A direct investment is often referred to as foreign direct investment, or FDI. Investors put money into a business operating in another country. They aim to get a strong voice in the management of the enterprise and a long-term presence in a foreign country.
Foreign direct investment may be performed either organically, by expanding the operations of an existing business into a foreign country, or inorganically, by buying a business in the target country.
Where have you heard about direct investments?
FDI often involves reorganisation of management and the transfer of technology or expertise. Direct investments exclude purchase of a company’s shares, if this purchase does not bring the investor control of more than 10 per cent of the company’s stock.
Direct investment can take any of the following forms:
- company acquisitions
- joint ventures
- whole ownership
- share acquisition
What you need to know about direct investment
Direct investment provides a company with capital funding. In return investors get a long-term equity interest in a company abroad.
Often organisational and management systems or technology are included as part of the investment. Investing companies do not necessarily have to buy regular shares of a company's stock.
A direct investment can involve the investor getting a majority interest in a company. Alternatively, they may gain a minority interest that is big enough to give them effective control of the company.
You should distinguish foreign direct investment from foreign portfolio investment, which is a passive form of investing in the securities of a foreign country.
There are three major types of direct investment
Horizontal FDI occurs when a company makes a copy of its home-based business abroad through direct investments.
Vertical FDI happens when a company moves down or up stream in different value chains through a direct investment. For example, when companies perform value-adding activities in a host country.
Conglomerate FDI is a less common type of direct investment, where an existing company adds an unrelated business operation abroad.
An increase in direct investments is often associated with a host country’s economic growth due to increased tax revenues and an influx of capital. Host countries tend to dedicate foreign direct investment into new infrastructure and other growth projects that can contribute to the country’s economic development.

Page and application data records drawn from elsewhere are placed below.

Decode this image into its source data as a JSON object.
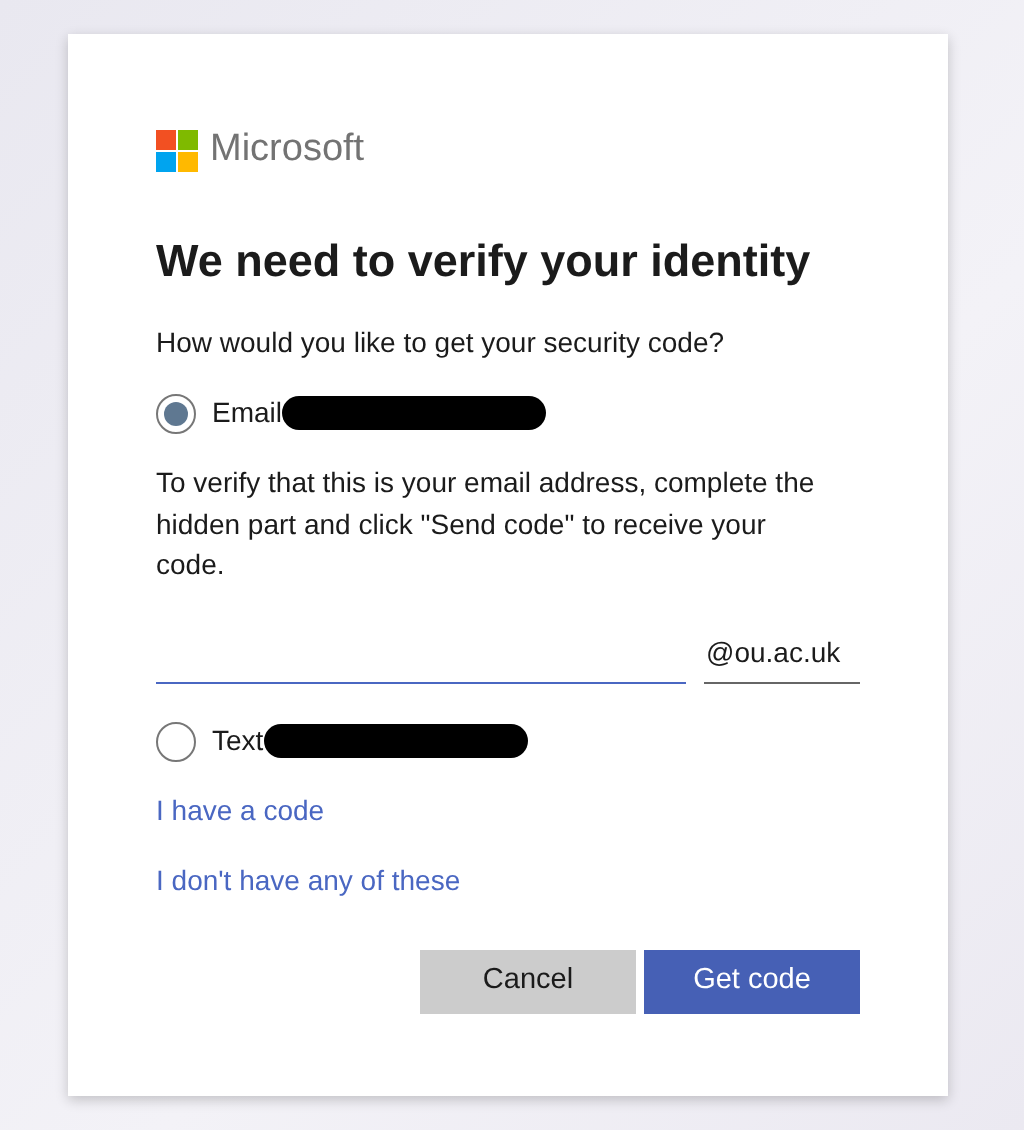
{
  "logo": {
    "text": "Microsoft"
  },
  "title": "We need to verify your identity",
  "prompt": "How would you like to get your security code?",
  "options": [
    {
      "label": "Email",
      "selected": true,
      "redacted": true,
      "hint": "To verify that this is your email address, complete the hidden part and click \"Send code\" to receive your code.",
      "suffix": "@ou.ac.uk"
    },
    {
      "label": "Text",
      "selected": false,
      "redacted": true
    }
  ],
  "links": [
    "I have a code",
    "I don't have any of these"
  ],
  "buttons": [
    {
      "label": "Cancel",
      "kind": "secondary"
    },
    {
      "label": "Get code",
      "kind": "primary"
    }
  ]
}
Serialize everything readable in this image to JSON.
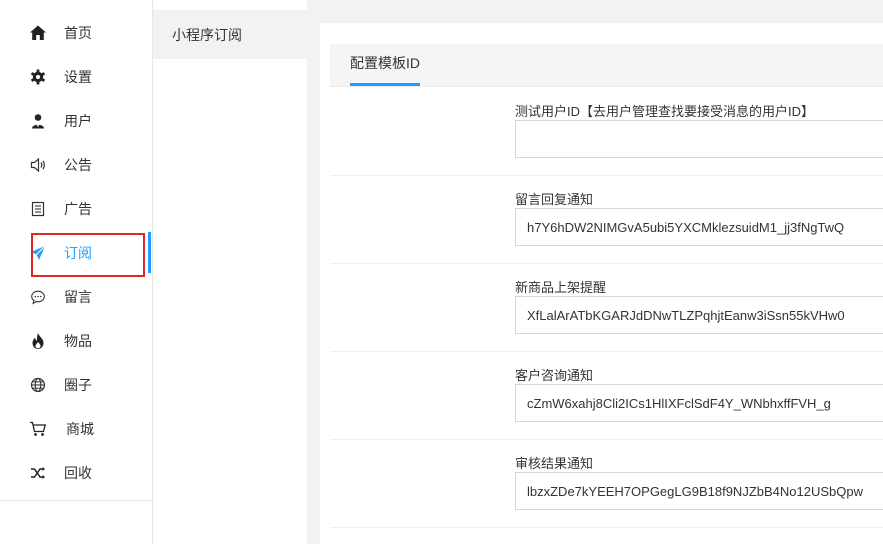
{
  "sidebar": {
    "items": [
      {
        "label": "首页",
        "icon": "home-icon"
      },
      {
        "label": "设置",
        "icon": "gear-icon"
      },
      {
        "label": "用户",
        "icon": "user-icon"
      },
      {
        "label": "公告",
        "icon": "speaker-icon"
      },
      {
        "label": "广告",
        "icon": "document-icon"
      },
      {
        "label": "订阅",
        "icon": "paper-plane-icon",
        "active": true
      },
      {
        "label": "留言",
        "icon": "chat-bubble-icon"
      },
      {
        "label": "物品",
        "icon": "fire-icon"
      },
      {
        "label": "圈子",
        "icon": "globe-icon"
      },
      {
        "label": "商城",
        "icon": "cart-icon"
      },
      {
        "label": "回收",
        "icon": "shuffle-icon"
      }
    ]
  },
  "subnav": {
    "items": [
      {
        "label": "小程序订阅"
      }
    ]
  },
  "main": {
    "tab": "配置模板ID",
    "fields": [
      {
        "label": "测试用户ID【去用户管理查找要接受消息的用户ID】",
        "value": ""
      },
      {
        "label": "留言回复通知",
        "value": "h7Y6hDW2NIMGvA5ubi5YXCMklezsuidM1_jj3fNgTwQ"
      },
      {
        "label": "新商品上架提醒",
        "value": "XfLalArATbKGARJdDNwTLZPqhjtEanw3iSsn55kVHw0"
      },
      {
        "label": "客户咨询通知",
        "value": "cZmW6xahj8Cli2ICs1HlIXFclSdF4Y_WNbhxffFVH_g"
      },
      {
        "label": "审核结果通知",
        "value": "lbzxZDe7kYEEH7OPGegLG9B18f9NJZbB4No12USbQpw"
      }
    ]
  },
  "colors": {
    "accent": "#1e9fff",
    "highlight_box": "#e0262a",
    "background": "#f2f2f2"
  }
}
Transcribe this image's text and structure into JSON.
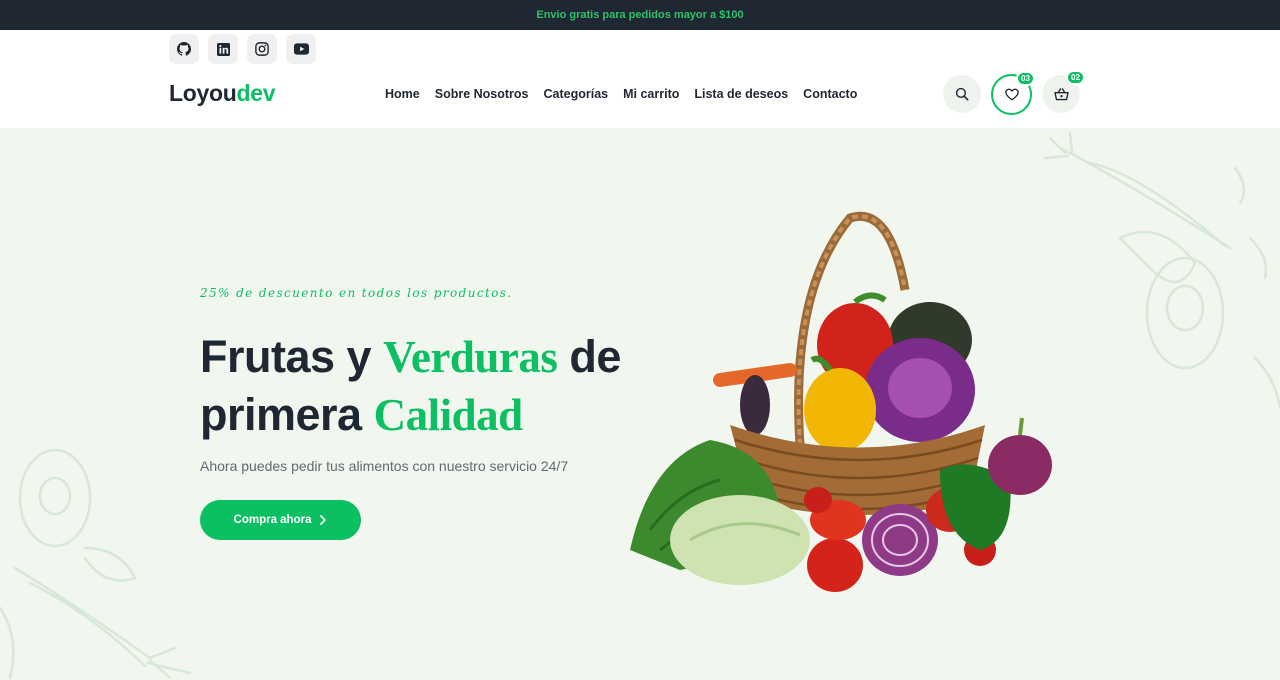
{
  "topbar": {
    "text": "Envio gratis para pedidos mayor a $100"
  },
  "socials": [
    {
      "icon": "github-icon"
    },
    {
      "icon": "linkedin-icon"
    },
    {
      "icon": "instagram-icon"
    },
    {
      "icon": "youtube-icon"
    }
  ],
  "logo": {
    "part1": "Loyou",
    "part2": "dev"
  },
  "nav": {
    "items": [
      "Home",
      "Sobre Nosotros",
      "Categorías",
      "Mi carrito",
      "Lista de deseos",
      "Contacto"
    ]
  },
  "actions": {
    "wishlist_count": "03",
    "cart_count": "02"
  },
  "hero": {
    "promo": "25% de descuento en todos los productos.",
    "line1_a": "Frutas y ",
    "line1_b": "Verduras",
    "line1_c": " de",
    "line2_a": "primera ",
    "line2_b": "Calidad",
    "subtitle": "Ahora puedes pedir tus alimentos con nuestro servicio 24/7",
    "cta": "Compra ahora"
  },
  "colors": {
    "accent": "#0cbf63",
    "dark": "#1e2732",
    "hero_bg": "#f1f6ef"
  }
}
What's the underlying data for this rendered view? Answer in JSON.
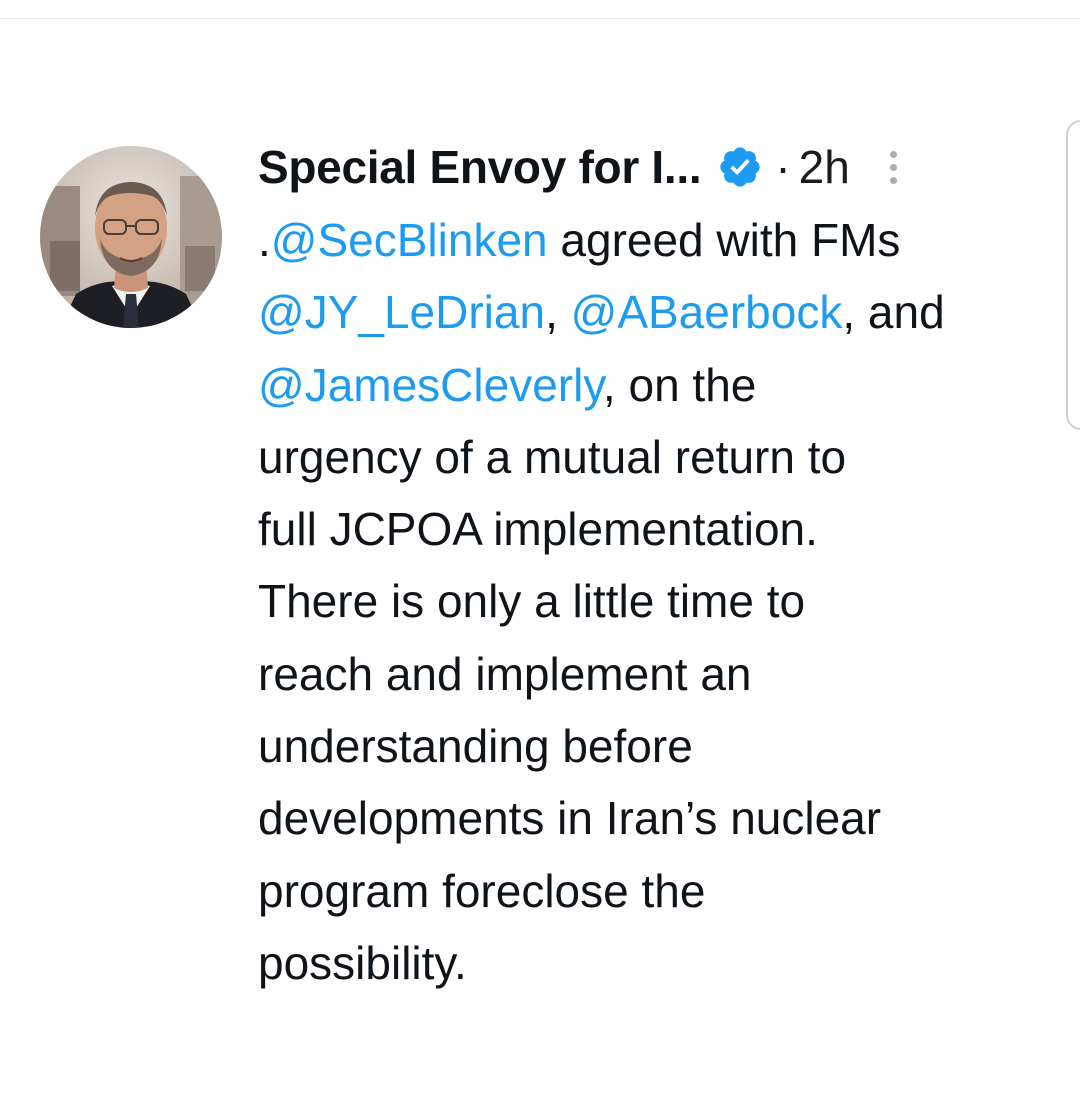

Competition between those companies seeking investment can boost productivity and increase efficiency. Furthermore, the local population can benefit from the new employment opportunities created by emerging businesses.